I’ve always thought The Coca-Cola Company (NYSE:KO) and PepsiCo, Inc. (NYSE:PEP) were missing out on a chance to capture a niche opportunity by not marketing their beverages as a breakfast drink. Sure, drinking soda in the morning goes against everything your mother ever told you about diet and nutrition, but the fact is, there are quite a few people who like the crisp, cold taste of a sparkling beverage instead of hot coffee to wash down their breakfast.
Ignoring my free advice, however, The Coca-Cola Company (NYSE:KO)’s decided to go in a completely different direction, launching a hot soda instead.

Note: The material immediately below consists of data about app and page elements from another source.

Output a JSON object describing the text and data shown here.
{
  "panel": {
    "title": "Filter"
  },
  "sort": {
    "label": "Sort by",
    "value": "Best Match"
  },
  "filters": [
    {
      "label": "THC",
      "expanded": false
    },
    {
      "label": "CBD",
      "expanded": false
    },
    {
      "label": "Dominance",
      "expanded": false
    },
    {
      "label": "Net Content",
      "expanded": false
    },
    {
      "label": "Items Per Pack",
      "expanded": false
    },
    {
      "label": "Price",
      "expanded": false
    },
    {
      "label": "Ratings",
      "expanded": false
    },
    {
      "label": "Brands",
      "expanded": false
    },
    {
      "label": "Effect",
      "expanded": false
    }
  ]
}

Now, Europeans may like their beer warm and the Spanish their gazpacho cold, but does anyone really like their soda warm?
The Coca-Cola Company (NYSE:KO) is deploying this beverage only in Japan at the moment, using technology for a self-heating can that incorporates a double-walled canister that combines the beverage in one layer and a water and calcium oxide mix in the other. According to Gizmag.com, when the can is activated, the contents go from a tepid room temperature of 68 degrees to a steaming 158 degrees in about three minutes. With an outer polypropylene sheathing, the can stays warm for around 45 minutes while preventing the contents from burning your hands.
The self-heating can follows on the development of the self-chilling can launched earlier this year. Gizmag says the auto-cooling can has been in development for nearly two decades with both PepsiCo, Inc. (NYSE:PEP) and SABMiller having had plans to use the technology, though never following through (PepsiCo, Inc. (NYSE:PEP) abandoned the concept because the refrigerant used at the time supposedly contributed to greenhouse gases).
Both technologies certainly have their uses. Soda and beer drinkers would appreciate not having to chill their beverages before tailgating, while the self-warming containers would be an obvious evolution for individual coffee and soup servings. Indeed, Malaysia’s Hot Can manufacturer already markets those exact products.
As for The Coca-Cola Company (NYSE:KO)’s innovation, there’s is an argument to be made that combining ginger and spices makes a delicious hot tea, so its Canada Dry brand of hot ginger ale could be seen as an alternative to that drink, but I’m left wondering who’s been clamoring for this substitute for the real thing.
Apparently quite a few people, as Japan’s Kirin Beverage is planning to launch its own warm soda called “Kirin No Awa: Hot Hojun Apple & Hop.”